[Information supplied Boundary: Start]
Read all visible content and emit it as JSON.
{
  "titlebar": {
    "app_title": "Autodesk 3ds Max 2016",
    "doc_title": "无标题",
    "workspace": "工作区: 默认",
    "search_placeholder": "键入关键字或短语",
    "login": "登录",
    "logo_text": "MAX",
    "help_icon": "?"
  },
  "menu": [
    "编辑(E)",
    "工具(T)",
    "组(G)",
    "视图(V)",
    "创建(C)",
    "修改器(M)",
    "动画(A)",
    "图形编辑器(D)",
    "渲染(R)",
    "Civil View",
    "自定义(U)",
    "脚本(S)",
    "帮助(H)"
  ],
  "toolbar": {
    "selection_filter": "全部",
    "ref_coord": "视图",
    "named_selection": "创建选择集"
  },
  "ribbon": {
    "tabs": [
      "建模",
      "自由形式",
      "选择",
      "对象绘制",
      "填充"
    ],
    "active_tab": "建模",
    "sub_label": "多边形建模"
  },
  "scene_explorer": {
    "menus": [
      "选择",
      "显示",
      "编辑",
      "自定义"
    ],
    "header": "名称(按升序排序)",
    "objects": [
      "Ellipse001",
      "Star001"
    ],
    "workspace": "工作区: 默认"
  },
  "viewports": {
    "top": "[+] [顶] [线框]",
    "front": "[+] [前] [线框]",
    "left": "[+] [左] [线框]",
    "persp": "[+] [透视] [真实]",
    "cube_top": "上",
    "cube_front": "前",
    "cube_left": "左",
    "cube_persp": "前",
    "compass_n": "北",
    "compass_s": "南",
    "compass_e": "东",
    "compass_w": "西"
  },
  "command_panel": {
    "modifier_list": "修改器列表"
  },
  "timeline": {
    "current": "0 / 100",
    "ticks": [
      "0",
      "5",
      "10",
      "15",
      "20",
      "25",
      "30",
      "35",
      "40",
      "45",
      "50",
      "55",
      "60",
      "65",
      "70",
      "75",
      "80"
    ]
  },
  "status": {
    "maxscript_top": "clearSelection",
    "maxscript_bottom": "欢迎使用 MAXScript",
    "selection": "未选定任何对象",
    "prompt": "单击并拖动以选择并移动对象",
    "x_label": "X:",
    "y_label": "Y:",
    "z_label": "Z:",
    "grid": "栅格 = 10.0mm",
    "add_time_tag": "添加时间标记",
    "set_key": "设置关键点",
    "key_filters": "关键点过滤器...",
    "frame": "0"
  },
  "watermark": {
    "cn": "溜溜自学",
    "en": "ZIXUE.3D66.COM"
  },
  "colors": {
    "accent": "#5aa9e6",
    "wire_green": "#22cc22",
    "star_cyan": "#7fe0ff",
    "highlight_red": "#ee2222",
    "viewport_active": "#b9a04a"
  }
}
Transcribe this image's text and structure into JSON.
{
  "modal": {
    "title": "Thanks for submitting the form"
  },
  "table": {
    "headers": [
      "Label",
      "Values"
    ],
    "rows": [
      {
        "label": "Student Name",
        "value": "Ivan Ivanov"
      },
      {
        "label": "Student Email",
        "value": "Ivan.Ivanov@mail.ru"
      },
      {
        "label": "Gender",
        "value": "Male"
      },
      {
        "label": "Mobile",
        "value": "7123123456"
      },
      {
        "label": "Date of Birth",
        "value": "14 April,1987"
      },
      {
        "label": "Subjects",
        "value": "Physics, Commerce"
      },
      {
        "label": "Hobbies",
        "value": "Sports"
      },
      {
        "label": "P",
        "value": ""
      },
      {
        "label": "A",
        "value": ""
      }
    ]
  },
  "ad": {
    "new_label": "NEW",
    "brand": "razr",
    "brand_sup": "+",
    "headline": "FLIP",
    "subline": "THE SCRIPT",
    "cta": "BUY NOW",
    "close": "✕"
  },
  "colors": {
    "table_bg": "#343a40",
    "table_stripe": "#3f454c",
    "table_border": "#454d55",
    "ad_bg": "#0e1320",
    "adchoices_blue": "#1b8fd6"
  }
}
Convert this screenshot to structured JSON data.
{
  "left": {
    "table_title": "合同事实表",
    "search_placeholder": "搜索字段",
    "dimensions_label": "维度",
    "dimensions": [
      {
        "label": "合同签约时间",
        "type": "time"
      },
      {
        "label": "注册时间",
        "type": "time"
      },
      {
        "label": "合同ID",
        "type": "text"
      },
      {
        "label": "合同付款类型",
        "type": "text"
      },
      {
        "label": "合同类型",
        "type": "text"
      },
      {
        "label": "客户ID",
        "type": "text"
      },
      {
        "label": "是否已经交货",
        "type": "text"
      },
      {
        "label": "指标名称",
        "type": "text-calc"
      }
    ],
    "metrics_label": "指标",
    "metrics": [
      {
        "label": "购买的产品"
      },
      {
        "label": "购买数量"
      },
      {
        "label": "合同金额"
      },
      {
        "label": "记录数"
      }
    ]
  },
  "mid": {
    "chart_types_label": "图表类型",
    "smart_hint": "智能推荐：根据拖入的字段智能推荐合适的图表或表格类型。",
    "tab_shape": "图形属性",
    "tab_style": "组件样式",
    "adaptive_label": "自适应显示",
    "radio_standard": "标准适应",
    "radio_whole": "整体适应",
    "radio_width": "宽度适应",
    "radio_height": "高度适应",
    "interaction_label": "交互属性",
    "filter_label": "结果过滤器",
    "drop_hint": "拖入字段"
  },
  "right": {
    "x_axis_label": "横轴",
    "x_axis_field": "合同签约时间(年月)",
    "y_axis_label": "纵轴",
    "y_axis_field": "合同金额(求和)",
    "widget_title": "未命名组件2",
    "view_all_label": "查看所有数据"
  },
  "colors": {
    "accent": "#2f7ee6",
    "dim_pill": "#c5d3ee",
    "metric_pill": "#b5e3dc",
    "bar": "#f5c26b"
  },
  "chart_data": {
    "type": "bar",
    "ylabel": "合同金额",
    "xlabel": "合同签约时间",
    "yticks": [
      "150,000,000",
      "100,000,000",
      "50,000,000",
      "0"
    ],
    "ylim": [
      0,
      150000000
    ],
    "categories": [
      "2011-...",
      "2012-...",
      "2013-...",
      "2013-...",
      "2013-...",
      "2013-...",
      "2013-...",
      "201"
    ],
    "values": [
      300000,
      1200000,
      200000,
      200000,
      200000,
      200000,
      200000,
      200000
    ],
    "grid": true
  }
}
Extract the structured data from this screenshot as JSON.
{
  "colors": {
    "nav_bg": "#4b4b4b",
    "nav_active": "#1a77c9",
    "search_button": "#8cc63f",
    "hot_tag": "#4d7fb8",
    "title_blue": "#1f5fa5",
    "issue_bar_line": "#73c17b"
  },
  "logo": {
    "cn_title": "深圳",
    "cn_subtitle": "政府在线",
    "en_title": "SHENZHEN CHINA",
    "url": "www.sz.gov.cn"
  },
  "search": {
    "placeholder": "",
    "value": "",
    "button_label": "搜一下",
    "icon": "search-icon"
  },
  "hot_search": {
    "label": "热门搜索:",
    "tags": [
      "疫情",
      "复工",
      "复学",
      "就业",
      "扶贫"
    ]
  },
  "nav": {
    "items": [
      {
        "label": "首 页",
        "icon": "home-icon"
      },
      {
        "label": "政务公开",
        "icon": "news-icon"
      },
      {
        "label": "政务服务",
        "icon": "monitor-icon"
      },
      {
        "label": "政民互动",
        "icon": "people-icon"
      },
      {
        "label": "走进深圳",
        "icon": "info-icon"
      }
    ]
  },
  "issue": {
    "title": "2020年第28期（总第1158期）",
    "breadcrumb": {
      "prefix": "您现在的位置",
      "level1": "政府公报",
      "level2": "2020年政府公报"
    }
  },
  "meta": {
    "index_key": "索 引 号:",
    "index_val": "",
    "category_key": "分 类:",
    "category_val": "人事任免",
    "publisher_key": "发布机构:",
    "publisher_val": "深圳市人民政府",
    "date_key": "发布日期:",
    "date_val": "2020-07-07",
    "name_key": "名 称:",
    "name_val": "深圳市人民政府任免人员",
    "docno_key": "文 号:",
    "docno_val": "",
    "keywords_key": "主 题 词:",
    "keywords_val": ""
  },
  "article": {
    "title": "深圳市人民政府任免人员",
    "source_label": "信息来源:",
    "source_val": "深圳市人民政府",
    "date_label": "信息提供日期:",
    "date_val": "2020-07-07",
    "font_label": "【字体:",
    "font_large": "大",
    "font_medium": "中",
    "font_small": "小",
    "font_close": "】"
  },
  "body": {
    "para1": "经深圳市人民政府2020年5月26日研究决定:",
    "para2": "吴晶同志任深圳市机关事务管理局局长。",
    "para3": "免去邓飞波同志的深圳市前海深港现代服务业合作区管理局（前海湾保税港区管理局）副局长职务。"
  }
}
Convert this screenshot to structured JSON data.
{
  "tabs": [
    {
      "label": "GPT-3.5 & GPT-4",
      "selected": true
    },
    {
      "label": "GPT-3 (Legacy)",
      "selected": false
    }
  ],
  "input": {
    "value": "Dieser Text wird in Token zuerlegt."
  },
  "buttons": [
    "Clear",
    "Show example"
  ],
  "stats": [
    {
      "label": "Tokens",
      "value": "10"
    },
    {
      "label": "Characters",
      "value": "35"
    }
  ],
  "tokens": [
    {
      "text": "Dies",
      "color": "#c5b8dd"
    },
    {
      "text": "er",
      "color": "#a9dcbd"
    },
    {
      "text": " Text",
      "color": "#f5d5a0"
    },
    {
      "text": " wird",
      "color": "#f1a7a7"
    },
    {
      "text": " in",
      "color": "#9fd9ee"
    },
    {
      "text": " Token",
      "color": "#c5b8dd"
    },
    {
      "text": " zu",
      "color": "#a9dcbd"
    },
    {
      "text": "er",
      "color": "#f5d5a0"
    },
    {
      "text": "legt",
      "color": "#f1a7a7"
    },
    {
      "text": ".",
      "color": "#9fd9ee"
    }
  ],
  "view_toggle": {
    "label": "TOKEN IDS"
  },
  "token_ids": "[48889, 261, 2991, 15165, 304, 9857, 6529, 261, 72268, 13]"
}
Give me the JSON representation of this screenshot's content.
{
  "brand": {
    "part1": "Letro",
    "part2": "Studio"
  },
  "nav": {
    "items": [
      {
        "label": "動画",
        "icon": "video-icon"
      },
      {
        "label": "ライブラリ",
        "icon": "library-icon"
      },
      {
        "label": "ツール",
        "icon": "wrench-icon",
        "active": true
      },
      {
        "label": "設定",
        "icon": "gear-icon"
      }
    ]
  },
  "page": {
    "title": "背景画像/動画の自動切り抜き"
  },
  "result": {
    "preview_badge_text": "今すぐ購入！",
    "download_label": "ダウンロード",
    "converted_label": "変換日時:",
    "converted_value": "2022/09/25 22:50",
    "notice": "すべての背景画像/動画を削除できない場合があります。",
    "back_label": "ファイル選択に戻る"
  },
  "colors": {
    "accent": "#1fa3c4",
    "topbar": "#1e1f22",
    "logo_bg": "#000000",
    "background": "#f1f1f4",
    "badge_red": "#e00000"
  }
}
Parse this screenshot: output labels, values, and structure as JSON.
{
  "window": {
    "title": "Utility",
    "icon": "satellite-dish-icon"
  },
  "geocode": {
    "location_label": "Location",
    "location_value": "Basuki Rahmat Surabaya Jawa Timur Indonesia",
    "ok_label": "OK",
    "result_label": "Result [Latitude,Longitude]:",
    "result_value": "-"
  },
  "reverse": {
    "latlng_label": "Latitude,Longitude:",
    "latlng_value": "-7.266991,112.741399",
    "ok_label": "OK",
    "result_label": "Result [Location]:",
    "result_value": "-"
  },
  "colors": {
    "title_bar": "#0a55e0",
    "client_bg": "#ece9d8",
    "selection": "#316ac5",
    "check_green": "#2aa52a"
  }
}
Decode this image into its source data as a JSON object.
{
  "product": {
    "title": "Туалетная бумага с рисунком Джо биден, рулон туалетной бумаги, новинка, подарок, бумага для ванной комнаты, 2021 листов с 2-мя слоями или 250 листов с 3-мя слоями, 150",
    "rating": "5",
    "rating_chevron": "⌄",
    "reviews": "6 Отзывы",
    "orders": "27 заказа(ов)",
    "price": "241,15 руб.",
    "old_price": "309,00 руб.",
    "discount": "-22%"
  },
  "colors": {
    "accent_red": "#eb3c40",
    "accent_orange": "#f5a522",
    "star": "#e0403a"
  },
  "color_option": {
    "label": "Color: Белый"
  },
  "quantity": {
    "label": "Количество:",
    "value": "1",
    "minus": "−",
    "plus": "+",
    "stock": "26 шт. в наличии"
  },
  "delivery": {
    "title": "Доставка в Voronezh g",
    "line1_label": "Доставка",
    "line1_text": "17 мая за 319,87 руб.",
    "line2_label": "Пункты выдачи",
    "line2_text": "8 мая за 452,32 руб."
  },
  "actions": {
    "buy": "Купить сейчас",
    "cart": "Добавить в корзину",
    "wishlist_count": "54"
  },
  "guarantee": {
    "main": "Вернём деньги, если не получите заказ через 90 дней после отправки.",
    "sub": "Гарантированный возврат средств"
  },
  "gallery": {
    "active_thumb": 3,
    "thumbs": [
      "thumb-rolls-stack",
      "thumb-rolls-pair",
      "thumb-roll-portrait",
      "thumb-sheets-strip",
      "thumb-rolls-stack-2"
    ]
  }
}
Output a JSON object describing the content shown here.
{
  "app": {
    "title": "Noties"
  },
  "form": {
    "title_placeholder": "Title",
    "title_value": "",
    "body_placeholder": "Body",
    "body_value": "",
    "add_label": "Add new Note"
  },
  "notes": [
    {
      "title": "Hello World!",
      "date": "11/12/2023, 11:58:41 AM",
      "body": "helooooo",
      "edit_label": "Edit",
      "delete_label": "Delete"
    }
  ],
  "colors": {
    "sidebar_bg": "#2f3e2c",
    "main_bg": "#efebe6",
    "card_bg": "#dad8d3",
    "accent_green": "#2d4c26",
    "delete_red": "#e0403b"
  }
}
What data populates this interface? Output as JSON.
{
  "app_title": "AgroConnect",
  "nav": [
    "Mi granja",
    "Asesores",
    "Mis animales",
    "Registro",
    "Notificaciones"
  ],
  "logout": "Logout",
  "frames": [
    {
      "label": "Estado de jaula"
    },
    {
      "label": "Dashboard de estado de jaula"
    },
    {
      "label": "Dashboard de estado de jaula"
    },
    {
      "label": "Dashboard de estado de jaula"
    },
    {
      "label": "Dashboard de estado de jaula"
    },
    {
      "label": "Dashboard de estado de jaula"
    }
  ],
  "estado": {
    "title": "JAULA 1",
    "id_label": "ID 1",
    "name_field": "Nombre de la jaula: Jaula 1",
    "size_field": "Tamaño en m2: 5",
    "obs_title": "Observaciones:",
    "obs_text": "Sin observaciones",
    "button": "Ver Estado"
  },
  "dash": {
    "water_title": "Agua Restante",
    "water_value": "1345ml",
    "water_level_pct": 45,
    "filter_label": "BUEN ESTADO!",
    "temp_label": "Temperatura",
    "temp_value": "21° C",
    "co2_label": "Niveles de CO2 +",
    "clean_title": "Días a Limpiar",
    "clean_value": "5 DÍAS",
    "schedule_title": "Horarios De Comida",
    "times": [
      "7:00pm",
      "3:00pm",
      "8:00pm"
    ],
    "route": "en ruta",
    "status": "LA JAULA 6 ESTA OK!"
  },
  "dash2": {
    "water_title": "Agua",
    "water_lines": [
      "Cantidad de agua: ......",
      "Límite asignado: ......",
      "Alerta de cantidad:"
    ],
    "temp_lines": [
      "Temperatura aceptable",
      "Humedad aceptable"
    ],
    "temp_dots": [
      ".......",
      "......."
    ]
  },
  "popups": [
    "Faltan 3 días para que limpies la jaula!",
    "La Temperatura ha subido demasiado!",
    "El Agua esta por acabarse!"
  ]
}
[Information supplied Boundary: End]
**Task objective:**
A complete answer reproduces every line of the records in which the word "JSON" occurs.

**Solution to this problem:**
Read all visible content and emit it as JSON.
Transcribe this image's text and structure into JSON.
Convert this screenshot to structured JSON data.
Extract the structured data from this screenshot as JSON.
Convert this screenshot to structured JSON data.
Give me the JSON representation of this screenshot's content.
Parse this screenshot: output labels, values, and structure as JSON.
Decode this image into its source data as a JSON object.
Output a JSON object describing the content shown here.
What data populates this interface? Output as JSON.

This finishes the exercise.